_ABOUT THIS EXERCISE_
Give back every record exactly as it reads.

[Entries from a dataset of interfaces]
----
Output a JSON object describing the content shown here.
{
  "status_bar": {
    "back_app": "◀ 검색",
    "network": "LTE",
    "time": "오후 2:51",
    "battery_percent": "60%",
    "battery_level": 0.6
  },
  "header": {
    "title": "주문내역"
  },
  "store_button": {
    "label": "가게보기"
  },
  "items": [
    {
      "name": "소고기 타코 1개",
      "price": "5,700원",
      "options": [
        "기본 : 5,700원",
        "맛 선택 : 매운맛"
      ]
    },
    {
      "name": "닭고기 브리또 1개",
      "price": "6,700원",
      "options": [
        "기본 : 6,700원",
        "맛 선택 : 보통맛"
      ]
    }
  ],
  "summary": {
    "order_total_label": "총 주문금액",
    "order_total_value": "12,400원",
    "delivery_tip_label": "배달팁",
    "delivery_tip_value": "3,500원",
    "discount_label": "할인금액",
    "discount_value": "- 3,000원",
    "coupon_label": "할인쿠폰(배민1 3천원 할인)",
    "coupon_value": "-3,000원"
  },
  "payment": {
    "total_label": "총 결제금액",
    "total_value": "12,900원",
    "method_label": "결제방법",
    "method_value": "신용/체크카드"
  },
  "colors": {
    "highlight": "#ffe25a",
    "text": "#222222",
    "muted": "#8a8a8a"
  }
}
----
_RESULT OF THIS EXERCISE_
Output a JSON object describing the content shown here.
{
  "status_bar": {
    "back_app": "◀ 검색",
    "network": "LTE",
    "time": "오후 2:51",
    "battery_percent": "60%",
    "battery_level": 0.6
  },
  "header": {
    "title": "주문내역"
  },
  "store_button": {
    "label": "가게보기"
  },
  "items": [
    {
      "name": "소고기 타코 1개",
      "price": "5,700원",
      "options": [
        "기본 : 5,700원",
        "맛 선택 : 매운맛"
      ]
    },
    {
      "name": "닭고기 브리또 1개",
      "price": "6,700원",
      "options": [
        "기본 : 6,700원",
        "맛 선택 : 보통맛"
      ]
    }
  ],
  "summary": {
    "order_total_label": "총 주문금액",
    "order_total_value": "12,400원",
    "delivery_tip_label": "배달팁",
    "delivery_tip_value": "3,500원",
    "discount_label": "할인금액",
    "discount_value": "- 3,000원",
    "coupon_label": "할인쿠폰(배민1 3천원 할인)",
    "coupon_value": "-3,000원"
  },
  "payment": {
    "total_label": "총 결제금액",
    "total_value": "12,900원",
    "method_label": "결제방법",
    "method_value": "신용/체크카드"
  },
  "colors": {
    "highlight": "#ffe25a",
    "text": "#222222",
    "muted": "#8a8a8a"
  }
}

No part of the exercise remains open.